European governments are responsible for the Mediterranean death toll

April 24, 2015

Dr Tom Vickers, Lecturer in the Department of Social Sciences and Languages at Northumbria University, writes about the recent migrant deaths in the Mediterranean: 24.4.15:  The deaths of at least 1,200 people in the last week, as they attempted to… Read more »

Sex crimes not being recorded: the police need to believe allegations

November 18, 2014

Her Majesty’s Inspectorate of Constabulary (HMIC) has today published a damning report on police crime recording. It estimates that, each year, almost a million crimes are missed out of official figures. It points particularly to violent and sex crimes that… Read more »

Multiculturalism promotes better exam results

November 18, 2014

Dr Caroline Howarth, of the London School of Economics, argues that multiculturalism itself is part of the reason for good exam results in London: Recent research discussed in The Guardian last week shows that schools with higher numbers of ethnic… Read more »
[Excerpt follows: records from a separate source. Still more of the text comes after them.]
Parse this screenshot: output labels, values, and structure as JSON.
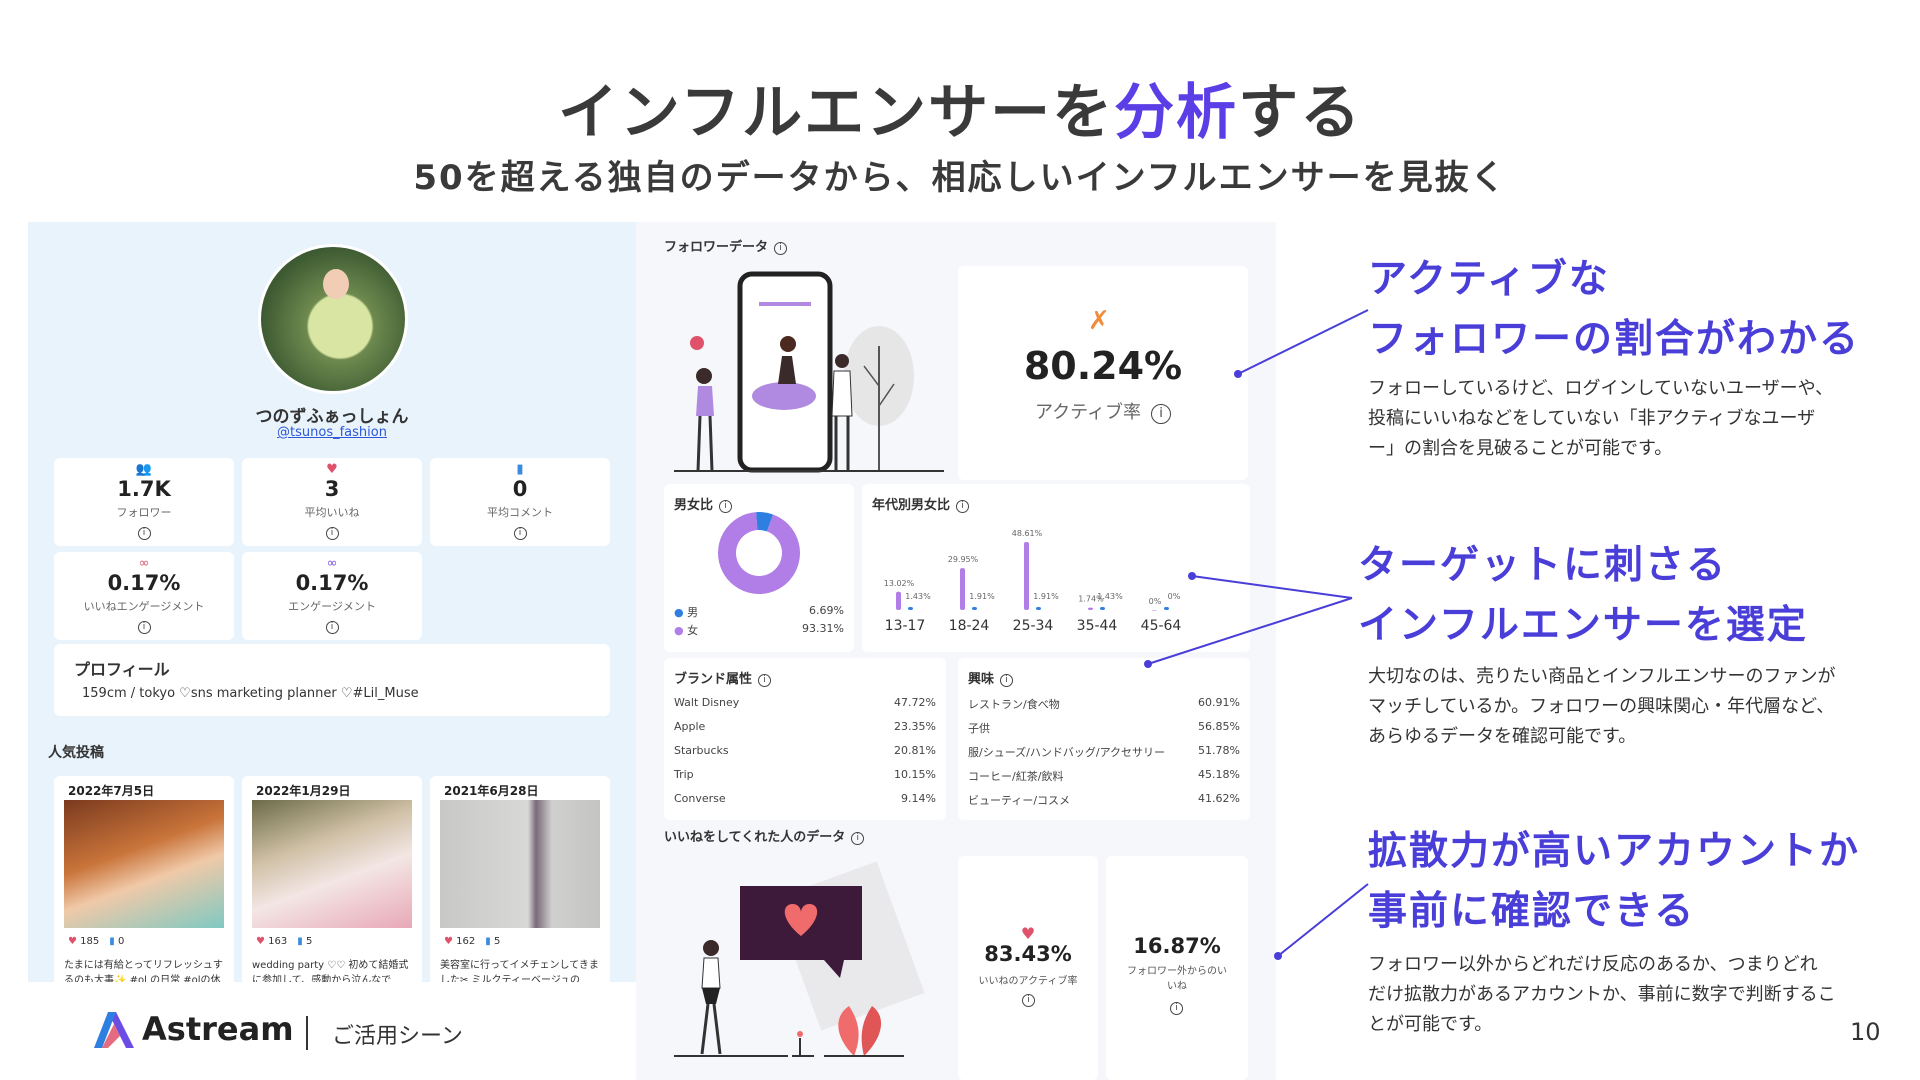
{
  "title": {
    "before": "インフルエンサーを",
    "accent": "分析",
    "after": "する"
  },
  "subtitle": "50を超える独自のデータから、相応しいインフルエンサーを見抜く",
  "profile": {
    "name": "つのずふぁっしょん",
    "handle": "@tsunos_fashion",
    "stats": [
      {
        "icon": "followers-icon",
        "value": "1.7K",
        "label": "フォロワー"
      },
      {
        "icon": "heart-icon",
        "value": "3",
        "label": "平均いいね"
      },
      {
        "icon": "comment-icon",
        "value": "0",
        "label": "平均コメント"
      },
      {
        "icon": "infinity-icon",
        "value": "0.17%",
        "label": "いいねエンゲージメント"
      },
      {
        "icon": "infinity-icon",
        "value": "0.17%",
        "label": "エンゲージメント"
      }
    ],
    "profile_heading": "プロフィール",
    "profile_text": "159cm / tokyo ♡sns marketing planner ♡#Lil_Muse",
    "popular_heading": "人気投稿",
    "posts": [
      {
        "date": "2022年7月5日",
        "likes": "185",
        "comments": "0",
        "caption": "たまには有給とってリフレッシュするのも大事✨ #ol の日常 #olの休"
      },
      {
        "date": "2022年1月29日",
        "likes": "163",
        "comments": "5",
        "caption": "wedding party ♡♡ 初めて結婚式に参加して、感動から泣んなで"
      },
      {
        "date": "2021年6月28日",
        "likes": "162",
        "comments": "5",
        "caption": "美容室に行ってイメチェンしてきました✂ ミルクティーベージュの"
      }
    ]
  },
  "follower_data": {
    "heading": "フォロワーデータ",
    "active_rate": "80.24%",
    "active_label": "アクティブ率",
    "gender": {
      "heading": "男女比",
      "male_label": "男",
      "male_value": "6.69%",
      "female_label": "女",
      "female_value": "93.31%",
      "male_share": 6.69,
      "female_share": 93.31,
      "colors": {
        "male": "#2f7fe0",
        "female": "#b07ee6"
      }
    },
    "age": {
      "heading": "年代別男女比",
      "groups": [
        {
          "label": "13-17",
          "female": "13.02%",
          "male": "1.43%",
          "female_v": 13.02,
          "male_v": 1.43
        },
        {
          "label": "18-24",
          "female": "29.95%",
          "male": "1.91%",
          "female_v": 29.95,
          "male_v": 1.91
        },
        {
          "label": "25-34",
          "female": "48.61%",
          "male": "1.91%",
          "female_v": 48.61,
          "male_v": 1.91
        },
        {
          "label": "35-44",
          "female": "1.74%",
          "male": "1.43%",
          "female_v": 1.74,
          "male_v": 1.43
        },
        {
          "label": "45-64",
          "female": "0%",
          "male": "0%",
          "female_v": 0,
          "male_v": 0
        }
      ]
    },
    "brand": {
      "heading": "ブランド属性",
      "rows": [
        {
          "name": "Walt Disney",
          "value": "47.72%"
        },
        {
          "name": "Apple",
          "value": "23.35%"
        },
        {
          "name": "Starbucks",
          "value": "20.81%"
        },
        {
          "name": "Trip",
          "value": "10.15%"
        },
        {
          "name": "Converse",
          "value": "9.14%"
        }
      ]
    },
    "interest": {
      "heading": "興味",
      "rows": [
        {
          "name": "レストラン/食べ物",
          "value": "60.91%"
        },
        {
          "name": "子供",
          "value": "56.85%"
        },
        {
          "name": "服/シューズ/ハンドバッグ/アクセサリー",
          "value": "51.78%"
        },
        {
          "name": "コーヒー/紅茶/飲料",
          "value": "45.18%"
        },
        {
          "name": "ビューティー/コスメ",
          "value": "41.62%"
        }
      ]
    }
  },
  "like_data": {
    "heading": "いいねをしてくれた人のデータ",
    "like_active_value": "83.43%",
    "like_active_label": "いいねのアクティブ率",
    "non_follower_value": "16.87%",
    "non_follower_label": "フォロワー外からのいいね"
  },
  "right": {
    "b1_heading_1": "アクティブな",
    "b1_heading_2": "フォロワーの割合がわかる",
    "b1_text_1": "フォローしているけど、ログインしていないユーザーや、",
    "b1_text_2": "投稿にいいねなどをしていない「非アクティブなユーザ",
    "b1_text_3": "ー」の割合を見破ることが可能です。",
    "b2_heading_1": "ターゲットに刺さる",
    "b2_heading_2": "インフルエンサーを選定",
    "b2_text_1": "大切なのは、売りたい商品とインフルエンサーのファンが",
    "b2_text_2": "マッチしているか。フォロワーの興味関心・年代層など、",
    "b2_text_3": "あらゆるデータを確認可能です。",
    "b3_heading_1": "拡散力が高いアカウントか",
    "b3_heading_2": "事前に確認できる",
    "b3_text_1": "フォロワー以外からどれだけ反応のあるか、つまりどれ",
    "b3_text_2": "だけ拡散力があるアカウントか、事前に数字で判断するこ",
    "b3_text_3": "とが可能です。"
  },
  "footer": {
    "logo": "Astream",
    "scene": "ご活用シーン",
    "page": "10"
  },
  "colors": {
    "accent": "#5b3ee6",
    "heading_purple": "#4a3ed8",
    "panel_bg": "#e8f3fc"
  }
}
Plebgate: Andrew Mitchell was right to resign

September 2, 2014

Professor Saville Kushner has 30 years’ experience working with the Home Office and the police service on policing culture and national police training. He has served as advisor on a ministerial working party on police training. He has worked at… Read more »

Sexual exploitation of young people in Rotherham

August 28, 2014

Professor Robert Dingwall, a part-time adviser to the School of Social Sciences at Nottingham Trent University, writes about the Rotherham sexual abuse scandal: Alexis Jay’s report on the sexual exploitation of young people in Rotherham between 1997 and 2013 has… Read more »

Harassment, monitoring and verbal abuse are not readily recognised as criminal offences

August 21, 2014

The Government has begun a consultation process on changing the law surrounding domestic abuse to establish whether we might move towards a specific offence covering this commonplace crime. Feminist groups have long emphasised the prevalence of verbal abuse and controlling… Read more »

Israel and Gaza

August 15, 2014

The death toll in the conflict in the Gaza Strip has risen to over 1,000, as Israeli forces undertake military operations in response to Hamas rocket attacks. As part of a series of News Focus articles, in which we draw… Read more »

Social sciences ‘will become more unified over next 10 years’

July 16, 2014

The social sciences will become more unified in their methods and conclusions under the influence of big data, software developments and innovation from STEM subjects, Professor Patrick Dunleavy told the Academy of Social Sciences annual lecture. “A lot of new… Read more »

Social science is needed for social change

January 16, 2014

In this article Dr Lok Bhattarai, of the Faculty of Health and Social Sciences, Leeds Metropolitan University, uses his expertise on Nepal to show how policy advocacy fails to deliver the desired outcome when social science is not made an… Read more »